## EXERCISE BRIEF
Give back the material word for word, every line included.
[[ RECORDS SHOWN open ]]
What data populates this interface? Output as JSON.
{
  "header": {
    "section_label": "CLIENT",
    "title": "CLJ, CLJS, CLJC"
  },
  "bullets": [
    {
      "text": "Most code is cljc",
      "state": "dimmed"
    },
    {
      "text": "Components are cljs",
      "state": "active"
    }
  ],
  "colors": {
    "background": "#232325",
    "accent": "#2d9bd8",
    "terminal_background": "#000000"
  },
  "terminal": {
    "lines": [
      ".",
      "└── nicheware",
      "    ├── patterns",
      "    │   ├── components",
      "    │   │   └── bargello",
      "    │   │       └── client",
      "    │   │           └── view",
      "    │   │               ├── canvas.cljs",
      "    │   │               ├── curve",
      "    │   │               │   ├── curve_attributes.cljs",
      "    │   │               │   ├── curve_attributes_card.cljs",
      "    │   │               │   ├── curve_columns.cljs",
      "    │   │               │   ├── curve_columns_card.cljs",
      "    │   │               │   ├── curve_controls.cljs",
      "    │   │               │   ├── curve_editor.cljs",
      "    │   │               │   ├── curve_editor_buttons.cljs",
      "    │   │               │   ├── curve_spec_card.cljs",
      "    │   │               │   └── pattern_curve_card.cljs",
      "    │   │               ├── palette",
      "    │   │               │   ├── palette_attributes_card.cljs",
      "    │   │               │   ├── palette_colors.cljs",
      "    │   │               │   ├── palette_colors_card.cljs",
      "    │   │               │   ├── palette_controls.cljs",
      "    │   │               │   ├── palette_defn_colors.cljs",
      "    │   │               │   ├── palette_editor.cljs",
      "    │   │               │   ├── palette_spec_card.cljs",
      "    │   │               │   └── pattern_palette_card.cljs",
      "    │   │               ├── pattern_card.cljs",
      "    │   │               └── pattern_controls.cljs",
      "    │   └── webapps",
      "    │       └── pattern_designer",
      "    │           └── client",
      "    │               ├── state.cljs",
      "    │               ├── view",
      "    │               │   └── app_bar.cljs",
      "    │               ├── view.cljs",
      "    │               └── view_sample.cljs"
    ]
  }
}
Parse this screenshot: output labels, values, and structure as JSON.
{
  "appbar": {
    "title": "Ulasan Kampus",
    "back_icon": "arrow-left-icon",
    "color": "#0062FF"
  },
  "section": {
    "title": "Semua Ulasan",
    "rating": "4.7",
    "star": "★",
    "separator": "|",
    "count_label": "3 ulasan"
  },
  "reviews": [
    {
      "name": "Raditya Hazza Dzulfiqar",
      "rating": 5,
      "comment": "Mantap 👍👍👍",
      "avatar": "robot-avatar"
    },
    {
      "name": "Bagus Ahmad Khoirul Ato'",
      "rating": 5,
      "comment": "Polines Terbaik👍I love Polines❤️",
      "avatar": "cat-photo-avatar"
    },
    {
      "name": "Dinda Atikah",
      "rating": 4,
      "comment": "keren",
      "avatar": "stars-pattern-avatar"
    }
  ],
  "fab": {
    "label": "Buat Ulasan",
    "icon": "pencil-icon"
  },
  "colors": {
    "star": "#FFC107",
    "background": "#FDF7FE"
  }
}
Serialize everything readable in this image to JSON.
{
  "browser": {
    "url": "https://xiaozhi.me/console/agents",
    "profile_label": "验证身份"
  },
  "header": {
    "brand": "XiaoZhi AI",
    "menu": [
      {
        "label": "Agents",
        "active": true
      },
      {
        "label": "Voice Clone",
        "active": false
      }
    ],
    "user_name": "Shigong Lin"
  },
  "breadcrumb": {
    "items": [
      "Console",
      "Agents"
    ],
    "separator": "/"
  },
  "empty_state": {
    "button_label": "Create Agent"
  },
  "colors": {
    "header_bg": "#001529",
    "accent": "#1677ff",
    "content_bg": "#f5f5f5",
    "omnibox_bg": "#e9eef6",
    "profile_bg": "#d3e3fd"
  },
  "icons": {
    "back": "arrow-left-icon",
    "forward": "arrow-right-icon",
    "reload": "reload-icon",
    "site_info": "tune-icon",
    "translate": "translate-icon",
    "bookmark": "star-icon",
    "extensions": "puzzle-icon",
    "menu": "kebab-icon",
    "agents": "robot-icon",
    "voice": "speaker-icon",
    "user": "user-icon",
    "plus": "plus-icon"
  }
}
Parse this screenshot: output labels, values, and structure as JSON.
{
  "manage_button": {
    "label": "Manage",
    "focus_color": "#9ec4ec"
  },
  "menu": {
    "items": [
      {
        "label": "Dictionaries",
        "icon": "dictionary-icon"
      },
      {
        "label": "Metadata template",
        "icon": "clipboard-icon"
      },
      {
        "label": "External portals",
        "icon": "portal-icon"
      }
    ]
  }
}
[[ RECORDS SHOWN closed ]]
## SOLUTION TO THE PROBLEM
What data populates this interface? Output as JSON.
{
  "header": {
    "section_label": "CLIENT",
    "title": "CLJ, CLJS, CLJC"
  },
  "bullets": [
    {
      "text": "Most code is cljc",
      "state": "dimmed"
    },
    {
      "text": "Components are cljs",
      "state": "active"
    }
  ],
  "colors": {
    "background": "#232325",
    "accent": "#2d9bd8",
    "terminal_background": "#000000"
  },
  "terminal": {
    "lines": [
      ".",
      "└── nicheware",
      "    ├── patterns",
      "    │   ├── components",
      "    │   │   └── bargello",
      "    │   │       └── client",
      "    │   │           └── view",
      "    │   │               ├── canvas.cljs",
      "    │   │               ├── curve",
      "    │   │               │   ├── curve_attributes.cljs",
      "    │   │               │   ├── curve_attributes_card.cljs",
      "    │   │               │   ├── curve_columns.cljs",
      "    │   │               │   ├── curve_columns_card.cljs",
      "    │   │               │   ├── curve_controls.cljs",
      "    │   │               │   ├── curve_editor.cljs",
      "    │   │               │   ├── curve_editor_buttons.cljs",
      "    │   │               │   ├── curve_spec_card.cljs",
      "    │   │               │   └── pattern_curve_card.cljs",
      "    │   │               ├── palette",
      "    │   │               │   ├── palette_attributes_card.cljs",
      "    │   │               │   ├── palette_colors.cljs",
      "    │   │               │   ├── palette_colors_card.cljs",
      "    │   │               │   ├── palette_controls.cljs",
      "    │   │               │   ├── palette_defn_colors.cljs",
      "    │   │               │   ├── palette_editor.cljs",
      "    │   │               │   ├── palette_spec_card.cljs",
      "    │   │               │   └── pattern_palette_card.cljs",
      "    │   │               ├── pattern_card.cljs",
      "    │   │               └── pattern_controls.cljs",
      "    │   └── webapps",
      "    │       └── pattern_designer",
      "    │           └── client",
      "    │               ├── state.cljs",
      "    │               ├── view",
      "    │               │   └── app_bar.cljs",
      "    │               ├── view.cljs",
      "    │               └── view_sample.cljs"
    ]
  }
}
Parse this screenshot: output labels, values, and structure as JSON.
{
  "appbar": {
    "title": "Ulasan Kampus",
    "back_icon": "arrow-left-icon",
    "color": "#0062FF"
  },
  "section": {
    "title": "Semua Ulasan",
    "rating": "4.7",
    "star": "★",
    "separator": "|",
    "count_label": "3 ulasan"
  },
  "reviews": [
    {
      "name": "Raditya Hazza Dzulfiqar",
      "rating": 5,
      "comment": "Mantap 👍👍👍",
      "avatar": "robot-avatar"
    },
    {
      "name": "Bagus Ahmad Khoirul Ato'",
      "rating": 5,
      "comment": "Polines Terbaik👍I love Polines❤️",
      "avatar": "cat-photo-avatar"
    },
    {
      "name": "Dinda Atikah",
      "rating": 4,
      "comment": "keren",
      "avatar": "stars-pattern-avatar"
    }
  ],
  "fab": {
    "label": "Buat Ulasan",
    "icon": "pencil-icon"
  },
  "colors": {
    "star": "#FFC107",
    "background": "#FDF7FE"
  }
}
Serialize everything readable in this image to JSON.
{
  "browser": {
    "url": "https://xiaozhi.me/console/agents",
    "profile_label": "验证身份"
  },
  "header": {
    "brand": "XiaoZhi AI",
    "menu": [
      {
        "label": "Agents",
        "active": true
      },
      {
        "label": "Voice Clone",
        "active": false
      }
    ],
    "user_name": "Shigong Lin"
  },
  "breadcrumb": {
    "items": [
      "Console",
      "Agents"
    ],
    "separator": "/"
  },
  "empty_state": {
    "button_label": "Create Agent"
  },
  "colors": {
    "header_bg": "#001529",
    "accent": "#1677ff",
    "content_bg": "#f5f5f5",
    "omnibox_bg": "#e9eef6",
    "profile_bg": "#d3e3fd"
  },
  "icons": {
    "back": "arrow-left-icon",
    "forward": "arrow-right-icon",
    "reload": "reload-icon",
    "site_info": "tune-icon",
    "translate": "translate-icon",
    "bookmark": "star-icon",
    "extensions": "puzzle-icon",
    "menu": "kebab-icon",
    "agents": "robot-icon",
    "voice": "speaker-icon",
    "user": "user-icon",
    "plus": "plus-icon"
  }
}
Parse this screenshot: output labels, values, and structure as JSON.
{
  "manage_button": {
    "label": "Manage",
    "focus_color": "#9ec4ec"
  },
  "menu": {
    "items": [
      {
        "label": "Dictionaries",
        "icon": "dictionary-icon"
      },
      {
        "label": "Metadata template",
        "icon": "clipboard-icon"
      },
      {
        "label": "External portals",
        "icon": "portal-icon"
      }
    ]
  }
}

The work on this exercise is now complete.